Under the Good Friday Agreement and the Northern Ireland Act, the Secretary of State for Northern Ireland has the power to call a referendum, but also has the power to decide who gets to vote in that referendum, Mr Daly said.
His comments follow the publication of a poll by LucidTalk, a Belfast research company, based on responses from 2,386 people which was conducted last week in Northern Ireland and published in the Sunday Times.
The poll, which has margin of error of 2.6%, found that two out of three voters believed Brexit made it more likely that the Northern Ireland would join with the Republic.
Senator Daly said that currently in a UK referendum, only British, Irish and Commonwealth citizens aged 18 or over on polling day are entitled to vote.
However, in the Scottish Independence referendum, those entitled to vote also included EU citizens and those aged 16 and over.
Senator Daly said the Secretary for State can decide who votes in a referendum but has yet to make clear who would be entitled to vote.
“As it stands, a referendum on a United Ireland could potentially be decided by the Secretary of State before a single vote is cast,” he said.
He added: “The major lesson for Ireland from the Brexit crisis is the unforeseen consequences of holding a referendum with proper planning.

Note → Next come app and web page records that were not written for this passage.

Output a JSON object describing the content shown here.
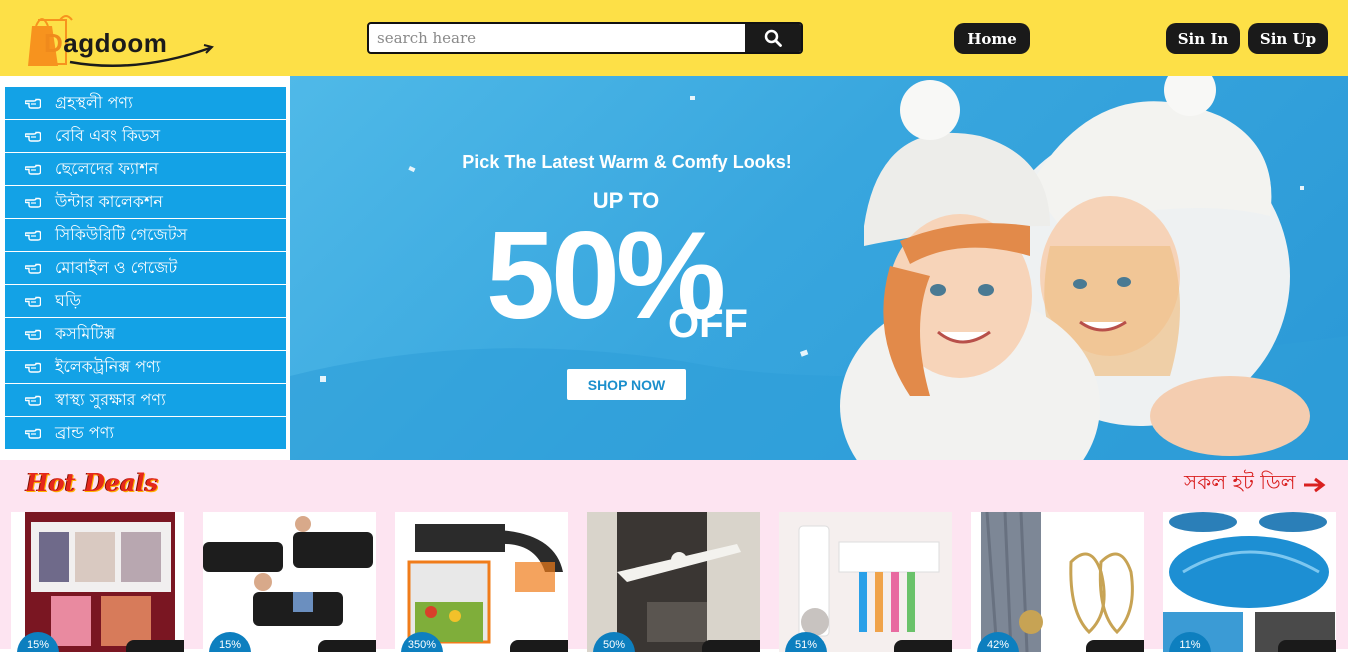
{
  "header": {
    "logo": "Dagdoom",
    "search_placeholder": "search heare",
    "home": "Home",
    "sign_in": "Sin In",
    "sign_up": "Sin Up"
  },
  "categories": [
    "গ্রহস্থলী পণ্য",
    "বেবি এবং কিডস",
    "ছেলেদের ফ্যাশন",
    "উন্টার কালেকশন",
    "সিকিউরিটি গেজেটস",
    "মোবাইল ও গেজেট",
    "ঘড়ি",
    "কসমিটিক্স",
    "ইলেকট্রনিক্স পণ্য",
    "স্বাস্থ্য সুরক্ষার পণ্য",
    "ব্রান্ড পণ্য"
  ],
  "banner": {
    "headline": "Pick The Latest Warm & Comfy Looks!",
    "upto": "UP TO",
    "percent": "50%",
    "off": "OFF",
    "cta": "SHOP NOW"
  },
  "hot_deals": {
    "title": "Hot Deals",
    "see_all": "সকল হট ডিল",
    "items": [
      {
        "discount": "15%"
      },
      {
        "discount": "15%"
      },
      {
        "discount": "350%"
      },
      {
        "discount": "50%"
      },
      {
        "discount": "51%"
      },
      {
        "discount": "42%"
      },
      {
        "discount": "11%"
      }
    ]
  },
  "colors": {
    "header_bg": "#fde047",
    "category_bg": "#13a2e6",
    "deals_bg": "#fde4f1",
    "badge": "#0d7fbf",
    "see_all": "#d92020"
  }
}
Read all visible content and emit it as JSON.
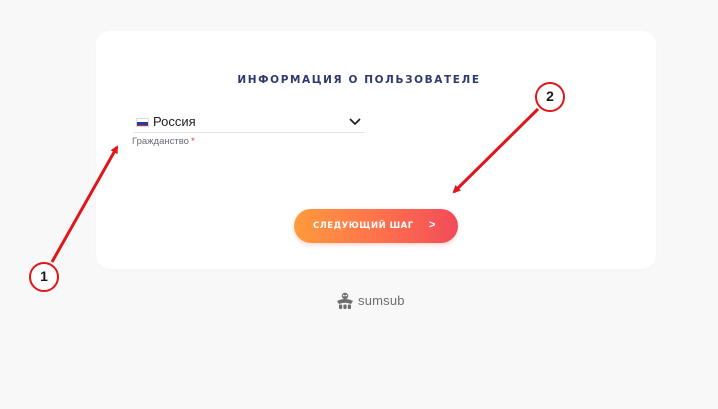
{
  "form": {
    "title": "ИНФОРМАЦИЯ О ПОЛЬЗОВАТЕЛЕ",
    "citizenship": {
      "selected_value": "Россия",
      "label": "Гражданство",
      "required_mark": "*",
      "flag_colors": [
        "#ffffff",
        "#1c3fa8",
        "#d52b1e"
      ]
    },
    "next_button": {
      "label": "СЛЕДУЮЩИЙ ШАГ",
      "arrow": ">"
    }
  },
  "footer": {
    "brand": "sumsub",
    "icon": "sumsub-logo-icon"
  },
  "annotations": {
    "marker_1": "1",
    "marker_2": "2",
    "color": "#e0161b"
  },
  "colors": {
    "background": "#f8f8f8",
    "card": "#ffffff",
    "title": "#2e3a6e",
    "button_gradient": [
      "#ff9b3d",
      "#ff6f4c",
      "#f24b5a"
    ],
    "required": "#e53935"
  }
}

“A United Ireland requires long-term planning and preparation with all sides.”